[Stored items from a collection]
_ _ _ _

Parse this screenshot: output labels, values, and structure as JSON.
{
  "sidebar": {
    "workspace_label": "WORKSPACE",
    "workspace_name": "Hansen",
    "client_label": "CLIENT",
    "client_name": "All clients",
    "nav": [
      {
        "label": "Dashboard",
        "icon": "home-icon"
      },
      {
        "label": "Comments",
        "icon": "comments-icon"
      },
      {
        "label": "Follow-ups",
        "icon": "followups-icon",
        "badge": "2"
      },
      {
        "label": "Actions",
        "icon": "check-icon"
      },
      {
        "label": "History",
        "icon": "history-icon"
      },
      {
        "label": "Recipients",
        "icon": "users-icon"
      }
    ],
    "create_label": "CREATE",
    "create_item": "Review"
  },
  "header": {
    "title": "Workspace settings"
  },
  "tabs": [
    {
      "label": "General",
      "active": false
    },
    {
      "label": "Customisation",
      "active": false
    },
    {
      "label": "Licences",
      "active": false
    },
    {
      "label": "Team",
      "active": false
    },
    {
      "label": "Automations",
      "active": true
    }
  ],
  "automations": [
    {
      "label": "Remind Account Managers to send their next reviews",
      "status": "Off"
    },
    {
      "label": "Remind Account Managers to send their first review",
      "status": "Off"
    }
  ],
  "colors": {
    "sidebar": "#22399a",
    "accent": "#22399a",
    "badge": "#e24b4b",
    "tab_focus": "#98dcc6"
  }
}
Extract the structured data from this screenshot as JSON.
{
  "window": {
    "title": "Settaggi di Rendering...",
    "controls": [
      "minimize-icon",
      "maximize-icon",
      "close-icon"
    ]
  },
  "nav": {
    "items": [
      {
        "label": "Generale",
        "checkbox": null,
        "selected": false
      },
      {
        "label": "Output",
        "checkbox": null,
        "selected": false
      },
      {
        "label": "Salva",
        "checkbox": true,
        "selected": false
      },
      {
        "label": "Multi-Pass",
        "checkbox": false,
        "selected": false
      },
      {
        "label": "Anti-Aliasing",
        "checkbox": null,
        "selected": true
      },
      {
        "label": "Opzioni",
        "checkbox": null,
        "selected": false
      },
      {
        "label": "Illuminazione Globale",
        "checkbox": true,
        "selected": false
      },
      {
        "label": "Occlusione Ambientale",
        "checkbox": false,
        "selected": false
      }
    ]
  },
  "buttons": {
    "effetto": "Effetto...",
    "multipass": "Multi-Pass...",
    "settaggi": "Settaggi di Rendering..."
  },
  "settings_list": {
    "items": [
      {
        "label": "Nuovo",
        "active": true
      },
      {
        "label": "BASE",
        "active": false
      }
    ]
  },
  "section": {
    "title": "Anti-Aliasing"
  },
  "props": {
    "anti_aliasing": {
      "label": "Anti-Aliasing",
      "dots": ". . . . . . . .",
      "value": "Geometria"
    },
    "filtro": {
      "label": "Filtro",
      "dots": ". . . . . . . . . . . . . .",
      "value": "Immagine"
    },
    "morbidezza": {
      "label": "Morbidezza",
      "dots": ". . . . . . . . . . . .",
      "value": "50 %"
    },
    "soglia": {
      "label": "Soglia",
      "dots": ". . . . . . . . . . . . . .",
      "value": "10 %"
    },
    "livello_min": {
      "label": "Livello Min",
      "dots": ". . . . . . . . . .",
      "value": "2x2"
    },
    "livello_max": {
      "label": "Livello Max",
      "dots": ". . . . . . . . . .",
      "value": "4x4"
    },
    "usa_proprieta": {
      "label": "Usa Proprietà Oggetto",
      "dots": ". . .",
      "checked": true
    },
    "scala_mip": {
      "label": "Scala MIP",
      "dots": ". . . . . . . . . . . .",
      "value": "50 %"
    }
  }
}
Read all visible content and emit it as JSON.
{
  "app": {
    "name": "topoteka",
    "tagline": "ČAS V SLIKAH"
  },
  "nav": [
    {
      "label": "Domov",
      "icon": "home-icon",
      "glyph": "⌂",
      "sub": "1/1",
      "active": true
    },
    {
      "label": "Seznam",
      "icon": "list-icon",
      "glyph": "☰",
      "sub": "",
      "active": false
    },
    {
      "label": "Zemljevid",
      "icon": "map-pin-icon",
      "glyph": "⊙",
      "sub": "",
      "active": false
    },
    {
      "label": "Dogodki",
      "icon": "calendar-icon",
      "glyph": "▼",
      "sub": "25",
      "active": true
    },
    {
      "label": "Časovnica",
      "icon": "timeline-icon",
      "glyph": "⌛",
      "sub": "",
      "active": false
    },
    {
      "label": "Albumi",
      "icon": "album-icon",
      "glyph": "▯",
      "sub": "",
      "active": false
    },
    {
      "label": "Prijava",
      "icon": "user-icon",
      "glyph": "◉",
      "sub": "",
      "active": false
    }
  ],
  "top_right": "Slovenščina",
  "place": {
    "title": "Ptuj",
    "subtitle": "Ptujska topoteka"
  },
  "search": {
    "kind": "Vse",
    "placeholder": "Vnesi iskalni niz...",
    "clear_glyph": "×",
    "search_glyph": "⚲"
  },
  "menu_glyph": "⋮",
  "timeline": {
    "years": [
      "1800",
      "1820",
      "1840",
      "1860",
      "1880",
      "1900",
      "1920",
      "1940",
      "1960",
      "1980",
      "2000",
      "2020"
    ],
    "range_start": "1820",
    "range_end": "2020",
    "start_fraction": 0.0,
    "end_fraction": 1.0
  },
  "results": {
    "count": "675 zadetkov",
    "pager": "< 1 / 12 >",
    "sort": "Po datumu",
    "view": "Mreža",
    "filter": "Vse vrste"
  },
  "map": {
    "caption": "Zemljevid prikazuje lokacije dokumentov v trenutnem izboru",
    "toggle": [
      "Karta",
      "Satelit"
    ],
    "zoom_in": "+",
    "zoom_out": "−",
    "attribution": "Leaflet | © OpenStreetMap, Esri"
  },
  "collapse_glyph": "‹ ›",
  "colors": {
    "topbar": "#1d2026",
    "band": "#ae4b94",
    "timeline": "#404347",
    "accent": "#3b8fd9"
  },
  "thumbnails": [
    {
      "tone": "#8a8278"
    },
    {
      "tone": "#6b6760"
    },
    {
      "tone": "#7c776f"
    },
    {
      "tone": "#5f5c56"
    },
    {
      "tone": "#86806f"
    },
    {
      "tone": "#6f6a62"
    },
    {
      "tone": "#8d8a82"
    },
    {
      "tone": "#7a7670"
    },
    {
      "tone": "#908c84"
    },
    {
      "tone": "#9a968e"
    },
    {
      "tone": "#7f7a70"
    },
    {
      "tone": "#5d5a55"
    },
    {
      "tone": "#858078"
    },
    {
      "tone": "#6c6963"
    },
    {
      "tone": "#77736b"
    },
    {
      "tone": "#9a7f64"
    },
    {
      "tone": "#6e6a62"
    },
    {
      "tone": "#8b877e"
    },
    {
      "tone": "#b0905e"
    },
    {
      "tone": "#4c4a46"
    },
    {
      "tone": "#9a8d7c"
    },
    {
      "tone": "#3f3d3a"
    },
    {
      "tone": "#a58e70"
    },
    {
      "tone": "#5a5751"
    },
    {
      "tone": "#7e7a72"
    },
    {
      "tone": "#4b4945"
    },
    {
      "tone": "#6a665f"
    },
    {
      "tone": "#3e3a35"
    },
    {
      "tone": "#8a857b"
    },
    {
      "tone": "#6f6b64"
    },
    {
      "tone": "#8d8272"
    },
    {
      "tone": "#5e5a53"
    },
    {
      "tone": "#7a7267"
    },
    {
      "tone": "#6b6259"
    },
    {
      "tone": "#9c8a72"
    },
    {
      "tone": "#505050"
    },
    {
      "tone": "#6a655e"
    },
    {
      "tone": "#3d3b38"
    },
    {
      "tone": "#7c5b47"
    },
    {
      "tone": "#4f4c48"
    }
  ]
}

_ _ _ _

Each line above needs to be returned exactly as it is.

Parse this screenshot: output labels, values, and structure as JSON.
{
  "sidebar": {
    "workspace_label": "WORKSPACE",
    "workspace_name": "Hansen",
    "client_label": "CLIENT",
    "client_name": "All clients",
    "nav": [
      {
        "label": "Dashboard",
        "icon": "home-icon"
      },
      {
        "label": "Comments",
        "icon": "comments-icon"
      },
      {
        "label": "Follow-ups",
        "icon": "followups-icon",
        "badge": "2"
      },
      {
        "label": "Actions",
        "icon": "check-icon"
      },
      {
        "label": "History",
        "icon": "history-icon"
      },
      {
        "label": "Recipients",
        "icon": "users-icon"
      }
    ],
    "create_label": "CREATE",
    "create_item": "Review"
  },
  "header": {
    "title": "Workspace settings"
  },
  "tabs": [
    {
      "label": "General",
      "active": false
    },
    {
      "label": "Customisation",
      "active": false
    },
    {
      "label": "Licences",
      "active": false
    },
    {
      "label": "Team",
      "active": false
    },
    {
      "label": "Automations",
      "active": true
    }
  ],
  "automations": [
    {
      "label": "Remind Account Managers to send their next reviews",
      "status": "Off"
    },
    {
      "label": "Remind Account Managers to send their first review",
      "status": "Off"
    }
  ],
  "colors": {
    "sidebar": "#22399a",
    "accent": "#22399a",
    "badge": "#e24b4b",
    "tab_focus": "#98dcc6"
  }
}
Extract the structured data from this screenshot as JSON.
{
  "window": {
    "title": "Settaggi di Rendering...",
    "controls": [
      "minimize-icon",
      "maximize-icon",
      "close-icon"
    ]
  },
  "nav": {
    "items": [
      {
        "label": "Generale",
        "checkbox": null,
        "selected": false
      },
      {
        "label": "Output",
        "checkbox": null,
        "selected": false
      },
      {
        "label": "Salva",
        "checkbox": true,
        "selected": false
      },
      {
        "label": "Multi-Pass",
        "checkbox": false,
        "selected": false
      },
      {
        "label": "Anti-Aliasing",
        "checkbox": null,
        "selected": true
      },
      {
        "label": "Opzioni",
        "checkbox": null,
        "selected": false
      },
      {
        "label": "Illuminazione Globale",
        "checkbox": true,
        "selected": false
      },
      {
        "label": "Occlusione Ambientale",
        "checkbox": false,
        "selected": false
      }
    ]
  },
  "buttons": {
    "effetto": "Effetto...",
    "multipass": "Multi-Pass...",
    "settaggi": "Settaggi di Rendering..."
  },
  "settings_list": {
    "items": [
      {
        "label": "Nuovo",
        "active": true
      },
      {
        "label": "BASE",
        "active": false
      }
    ]
  },
  "section": {
    "title": "Anti-Aliasing"
  },
  "props": {
    "anti_aliasing": {
      "label": "Anti-Aliasing",
      "dots": ". . . . . . . .",
      "value": "Geometria"
    },
    "filtro": {
      "label": "Filtro",
      "dots": ". . . . . . . . . . . . . .",
      "value": "Immagine"
    },
    "morbidezza": {
      "label": "Morbidezza",
      "dots": ". . . . . . . . . . . .",
      "value": "50 %"
    },
    "soglia": {
      "label": "Soglia",
      "dots": ". . . . . . . . . . . . . .",
      "value": "10 %"
    },
    "livello_min": {
      "label": "Livello Min",
      "dots": ". . . . . . . . . .",
      "value": "2x2"
    },
    "livello_max": {
      "label": "Livello Max",
      "dots": ". . . . . . . . . .",
      "value": "4x4"
    },
    "usa_proprieta": {
      "label": "Usa Proprietà Oggetto",
      "dots": ". . .",
      "checked": true
    },
    "scala_mip": {
      "label": "Scala MIP",
      "dots": ". . . . . . . . . . . .",
      "value": "50 %"
    }
  }
}
Read all visible content and emit it as JSON.
{
  "app": {
    "name": "topoteka",
    "tagline": "ČAS V SLIKAH"
  },
  "nav": [
    {
      "label": "Domov",
      "icon": "home-icon",
      "glyph": "⌂",
      "sub": "1/1",
      "active": true
    },
    {
      "label": "Seznam",
      "icon": "list-icon",
      "glyph": "☰",
      "sub": "",
      "active": false
    },
    {
      "label": "Zemljevid",
      "icon": "map-pin-icon",
      "glyph": "⊙",
      "sub": "",
      "active": false
    },
    {
      "label": "Dogodki",
      "icon": "calendar-icon",
      "glyph": "▼",
      "sub": "25",
      "active": true
    },
    {
      "label": "Časovnica",
      "icon": "timeline-icon",
      "glyph": "⌛",
      "sub": "",
      "active": false
    },
    {
      "label": "Albumi",
      "icon": "album-icon",
      "glyph": "▯",
      "sub": "",
      "active": false
    },
    {
      "label": "Prijava",
      "icon": "user-icon",
      "glyph": "◉",
      "sub": "",
      "active": false
    }
  ],
  "top_right": "Slovenščina",
  "place": {
    "title": "Ptuj",
    "subtitle": "Ptujska topoteka"
  },
  "search": {
    "kind": "Vse",
    "placeholder": "Vnesi iskalni niz...",
    "clear_glyph": "×",
    "search_glyph": "⚲"
  },
  "menu_glyph": "⋮",
  "timeline": {
    "years": [
      "1800",
      "1820",
      "1840",
      "1860",
      "1880",
      "1900",
      "1920",
      "1940",
      "1960",
      "1980",
      "2000",
      "2020"
    ],
    "range_start": "1820",
    "range_end": "2020",
    "start_fraction": 0.0,
    "end_fraction": 1.0
  },
  "results": {
    "count": "675 zadetkov",
    "pager": "< 1 / 12 >",
    "sort": "Po datumu",
    "view": "Mreža",
    "filter": "Vse vrste"
  },
  "map": {
    "caption": "Zemljevid prikazuje lokacije dokumentov v trenutnem izboru",
    "toggle": [
      "Karta",
      "Satelit"
    ],
    "zoom_in": "+",
    "zoom_out": "−",
    "attribution": "Leaflet | © OpenStreetMap, Esri"
  },
  "collapse_glyph": "‹ ›",
  "colors": {
    "topbar": "#1d2026",
    "band": "#ae4b94",
    "timeline": "#404347",
    "accent": "#3b8fd9"
  },
  "thumbnails": [
    {
      "tone": "#8a8278"
    },
    {
      "tone": "#6b6760"
    },
    {
      "tone": "#7c776f"
    },
    {
      "tone": "#5f5c56"
    },
    {
      "tone": "#86806f"
    },
    {
      "tone": "#6f6a62"
    },
    {
      "tone": "#8d8a82"
    },
    {
      "tone": "#7a7670"
    },
    {
      "tone": "#908c84"
    },
    {
      "tone": "#9a968e"
    },
    {
      "tone": "#7f7a70"
    },
    {
      "tone": "#5d5a55"
    },
    {
      "tone": "#858078"
    },
    {
      "tone": "#6c6963"
    },
    {
      "tone": "#77736b"
    },
    {
      "tone": "#9a7f64"
    },
    {
      "tone": "#6e6a62"
    },
    {
      "tone": "#8b877e"
    },
    {
      "tone": "#b0905e"
    },
    {
      "tone": "#4c4a46"
    },
    {
      "tone": "#9a8d7c"
    },
    {
      "tone": "#3f3d3a"
    },
    {
      "tone": "#a58e70"
    },
    {
      "tone": "#5a5751"
    },
    {
      "tone": "#7e7a72"
    },
    {
      "tone": "#4b4945"
    },
    {
      "tone": "#6a665f"
    },
    {
      "tone": "#3e3a35"
    },
    {
      "tone": "#8a857b"
    },
    {
      "tone": "#6f6b64"
    },
    {
      "tone": "#8d8272"
    },
    {
      "tone": "#5e5a53"
    },
    {
      "tone": "#7a7267"
    },
    {
      "tone": "#6b6259"
    },
    {
      "tone": "#9c8a72"
    },
    {
      "tone": "#505050"
    },
    {
      "tone": "#6a655e"
    },
    {
      "tone": "#3d3b38"
    },
    {
      "tone": "#7c5b47"
    },
    {
      "tone": "#4f4c48"
    }
  ]
}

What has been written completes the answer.